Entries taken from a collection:
──────

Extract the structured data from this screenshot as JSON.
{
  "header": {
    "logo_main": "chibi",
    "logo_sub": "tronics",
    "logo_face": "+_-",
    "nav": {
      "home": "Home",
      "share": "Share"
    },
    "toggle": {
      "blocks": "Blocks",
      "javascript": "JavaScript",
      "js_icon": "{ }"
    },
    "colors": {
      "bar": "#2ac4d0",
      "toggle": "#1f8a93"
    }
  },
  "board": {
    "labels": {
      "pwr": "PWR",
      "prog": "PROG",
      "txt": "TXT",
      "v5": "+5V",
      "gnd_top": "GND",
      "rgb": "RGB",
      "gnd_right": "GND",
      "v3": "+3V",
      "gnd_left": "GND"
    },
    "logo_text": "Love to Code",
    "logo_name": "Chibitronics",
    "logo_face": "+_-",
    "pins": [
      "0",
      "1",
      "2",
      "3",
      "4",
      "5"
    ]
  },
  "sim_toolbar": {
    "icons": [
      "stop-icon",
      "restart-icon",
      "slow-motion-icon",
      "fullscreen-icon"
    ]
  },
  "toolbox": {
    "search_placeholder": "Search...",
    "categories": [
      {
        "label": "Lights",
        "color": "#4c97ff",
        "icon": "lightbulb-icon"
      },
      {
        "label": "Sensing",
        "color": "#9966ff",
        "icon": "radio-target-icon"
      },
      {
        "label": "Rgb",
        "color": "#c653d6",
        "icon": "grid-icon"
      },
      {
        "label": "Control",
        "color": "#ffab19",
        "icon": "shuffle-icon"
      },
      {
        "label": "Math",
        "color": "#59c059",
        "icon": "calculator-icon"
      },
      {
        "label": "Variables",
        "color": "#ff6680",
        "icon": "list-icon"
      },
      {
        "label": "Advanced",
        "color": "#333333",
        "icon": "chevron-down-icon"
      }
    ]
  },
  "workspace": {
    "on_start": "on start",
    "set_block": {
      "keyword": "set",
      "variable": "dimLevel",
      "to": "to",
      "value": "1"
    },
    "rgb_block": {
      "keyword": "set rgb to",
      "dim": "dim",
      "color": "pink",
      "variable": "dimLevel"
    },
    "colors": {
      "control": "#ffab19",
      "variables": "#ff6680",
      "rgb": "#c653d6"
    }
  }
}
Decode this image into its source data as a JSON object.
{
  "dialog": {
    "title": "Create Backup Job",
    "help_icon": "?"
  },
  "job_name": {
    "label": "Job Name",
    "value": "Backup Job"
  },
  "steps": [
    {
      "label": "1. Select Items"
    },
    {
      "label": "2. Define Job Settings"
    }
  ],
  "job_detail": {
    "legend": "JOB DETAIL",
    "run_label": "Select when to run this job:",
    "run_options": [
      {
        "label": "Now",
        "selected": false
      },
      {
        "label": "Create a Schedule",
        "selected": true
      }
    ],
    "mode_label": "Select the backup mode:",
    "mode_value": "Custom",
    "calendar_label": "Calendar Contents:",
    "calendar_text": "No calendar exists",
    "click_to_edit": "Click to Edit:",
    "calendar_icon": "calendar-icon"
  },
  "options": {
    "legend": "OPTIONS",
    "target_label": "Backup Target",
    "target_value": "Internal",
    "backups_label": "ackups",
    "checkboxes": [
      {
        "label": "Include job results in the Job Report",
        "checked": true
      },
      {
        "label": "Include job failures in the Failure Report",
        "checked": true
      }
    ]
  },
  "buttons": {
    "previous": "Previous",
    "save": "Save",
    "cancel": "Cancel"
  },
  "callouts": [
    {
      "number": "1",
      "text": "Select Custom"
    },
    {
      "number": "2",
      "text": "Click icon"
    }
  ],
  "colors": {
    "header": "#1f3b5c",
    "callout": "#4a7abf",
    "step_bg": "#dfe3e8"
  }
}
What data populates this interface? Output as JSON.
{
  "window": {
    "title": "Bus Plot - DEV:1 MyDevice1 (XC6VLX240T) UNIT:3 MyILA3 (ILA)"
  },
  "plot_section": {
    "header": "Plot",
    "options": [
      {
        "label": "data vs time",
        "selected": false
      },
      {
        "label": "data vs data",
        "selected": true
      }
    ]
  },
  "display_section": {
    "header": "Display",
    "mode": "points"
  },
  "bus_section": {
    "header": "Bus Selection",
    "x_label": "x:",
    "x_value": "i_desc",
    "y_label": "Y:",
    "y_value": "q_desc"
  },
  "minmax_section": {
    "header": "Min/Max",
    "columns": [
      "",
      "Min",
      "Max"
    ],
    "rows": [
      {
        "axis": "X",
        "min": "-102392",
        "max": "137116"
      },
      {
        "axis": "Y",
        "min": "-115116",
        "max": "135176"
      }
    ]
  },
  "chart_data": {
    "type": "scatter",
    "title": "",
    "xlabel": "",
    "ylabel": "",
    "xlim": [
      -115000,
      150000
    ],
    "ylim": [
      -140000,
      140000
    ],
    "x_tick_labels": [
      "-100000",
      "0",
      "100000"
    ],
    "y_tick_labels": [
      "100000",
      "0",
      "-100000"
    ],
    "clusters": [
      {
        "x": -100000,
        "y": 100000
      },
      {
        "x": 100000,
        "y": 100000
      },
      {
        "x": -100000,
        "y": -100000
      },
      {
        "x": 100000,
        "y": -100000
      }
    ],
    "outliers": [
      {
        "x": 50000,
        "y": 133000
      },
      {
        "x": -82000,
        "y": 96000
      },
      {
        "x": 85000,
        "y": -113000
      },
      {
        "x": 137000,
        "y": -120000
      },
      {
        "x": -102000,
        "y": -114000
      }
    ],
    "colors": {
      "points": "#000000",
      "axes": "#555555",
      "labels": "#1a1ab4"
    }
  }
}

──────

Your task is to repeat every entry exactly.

Extract the structured data from this screenshot as JSON.
{
  "header": {
    "logo_main": "chibi",
    "logo_sub": "tronics",
    "logo_face": "+_-",
    "nav": {
      "home": "Home",
      "share": "Share"
    },
    "toggle": {
      "blocks": "Blocks",
      "javascript": "JavaScript",
      "js_icon": "{ }"
    },
    "colors": {
      "bar": "#2ac4d0",
      "toggle": "#1f8a93"
    }
  },
  "board": {
    "labels": {
      "pwr": "PWR",
      "prog": "PROG",
      "txt": "TXT",
      "v5": "+5V",
      "gnd_top": "GND",
      "rgb": "RGB",
      "gnd_right": "GND",
      "v3": "+3V",
      "gnd_left": "GND"
    },
    "logo_text": "Love to Code",
    "logo_name": "Chibitronics",
    "logo_face": "+_-",
    "pins": [
      "0",
      "1",
      "2",
      "3",
      "4",
      "5"
    ]
  },
  "sim_toolbar": {
    "icons": [
      "stop-icon",
      "restart-icon",
      "slow-motion-icon",
      "fullscreen-icon"
    ]
  },
  "toolbox": {
    "search_placeholder": "Search...",
    "categories": [
      {
        "label": "Lights",
        "color": "#4c97ff",
        "icon": "lightbulb-icon"
      },
      {
        "label": "Sensing",
        "color": "#9966ff",
        "icon": "radio-target-icon"
      },
      {
        "label": "Rgb",
        "color": "#c653d6",
        "icon": "grid-icon"
      },
      {
        "label": "Control",
        "color": "#ffab19",
        "icon": "shuffle-icon"
      },
      {
        "label": "Math",
        "color": "#59c059",
        "icon": "calculator-icon"
      },
      {
        "label": "Variables",
        "color": "#ff6680",
        "icon": "list-icon"
      },
      {
        "label": "Advanced",
        "color": "#333333",
        "icon": "chevron-down-icon"
      }
    ]
  },
  "workspace": {
    "on_start": "on start",
    "set_block": {
      "keyword": "set",
      "variable": "dimLevel",
      "to": "to",
      "value": "1"
    },
    "rgb_block": {
      "keyword": "set rgb to",
      "dim": "dim",
      "color": "pink",
      "variable": "dimLevel"
    },
    "colors": {
      "control": "#ffab19",
      "variables": "#ff6680",
      "rgb": "#c653d6"
    }
  }
}
Decode this image into its source data as a JSON object.
{
  "dialog": {
    "title": "Create Backup Job",
    "help_icon": "?"
  },
  "job_name": {
    "label": "Job Name",
    "value": "Backup Job"
  },
  "steps": [
    {
      "label": "1. Select Items"
    },
    {
      "label": "2. Define Job Settings"
    }
  ],
  "job_detail": {
    "legend": "JOB DETAIL",
    "run_label": "Select when to run this job:",
    "run_options": [
      {
        "label": "Now",
        "selected": false
      },
      {
        "label": "Create a Schedule",
        "selected": true
      }
    ],
    "mode_label": "Select the backup mode:",
    "mode_value": "Custom",
    "calendar_label": "Calendar Contents:",
    "calendar_text": "No calendar exists",
    "click_to_edit": "Click to Edit:",
    "calendar_icon": "calendar-icon"
  },
  "options": {
    "legend": "OPTIONS",
    "target_label": "Backup Target",
    "target_value": "Internal",
    "backups_label": "ackups",
    "checkboxes": [
      {
        "label": "Include job results in the Job Report",
        "checked": true
      },
      {
        "label": "Include job failures in the Failure Report",
        "checked": true
      }
    ]
  },
  "buttons": {
    "previous": "Previous",
    "save": "Save",
    "cancel": "Cancel"
  },
  "callouts": [
    {
      "number": "1",
      "text": "Select Custom"
    },
    {
      "number": "2",
      "text": "Click icon"
    }
  ],
  "colors": {
    "header": "#1f3b5c",
    "callout": "#4a7abf",
    "step_bg": "#dfe3e8"
  }
}
What data populates this interface? Output as JSON.
{
  "window": {
    "title": "Bus Plot - DEV:1 MyDevice1 (XC6VLX240T) UNIT:3 MyILA3 (ILA)"
  },
  "plot_section": {
    "header": "Plot",
    "options": [
      {
        "label": "data vs time",
        "selected": false
      },
      {
        "label": "data vs data",
        "selected": true
      }
    ]
  },
  "display_section": {
    "header": "Display",
    "mode": "points"
  },
  "bus_section": {
    "header": "Bus Selection",
    "x_label": "x:",
    "x_value": "i_desc",
    "y_label": "Y:",
    "y_value": "q_desc"
  },
  "minmax_section": {
    "header": "Min/Max",
    "columns": [
      "",
      "Min",
      "Max"
    ],
    "rows": [
      {
        "axis": "X",
        "min": "-102392",
        "max": "137116"
      },
      {
        "axis": "Y",
        "min": "-115116",
        "max": "135176"
      }
    ]
  },
  "chart_data": {
    "type": "scatter",
    "title": "",
    "xlabel": "",
    "ylabel": "",
    "xlim": [
      -115000,
      150000
    ],
    "ylim": [
      -140000,
      140000
    ],
    "x_tick_labels": [
      "-100000",
      "0",
      "100000"
    ],
    "y_tick_labels": [
      "100000",
      "0",
      "-100000"
    ],
    "clusters": [
      {
        "x": -100000,
        "y": 100000
      },
      {
        "x": 100000,
        "y": 100000
      },
      {
        "x": -100000,
        "y": -100000
      },
      {
        "x": 100000,
        "y": -100000
      }
    ],
    "outliers": [
      {
        "x": 50000,
        "y": 133000
      },
      {
        "x": -82000,
        "y": 96000
      },
      {
        "x": 85000,
        "y": -113000
      },
      {
        "x": 137000,
        "y": -120000
      },
      {
        "x": -102000,
        "y": -114000
      }
    ],
    "colors": {
      "points": "#000000",
      "axes": "#555555",
      "labels": "#1a1ab4"
    }
  }
}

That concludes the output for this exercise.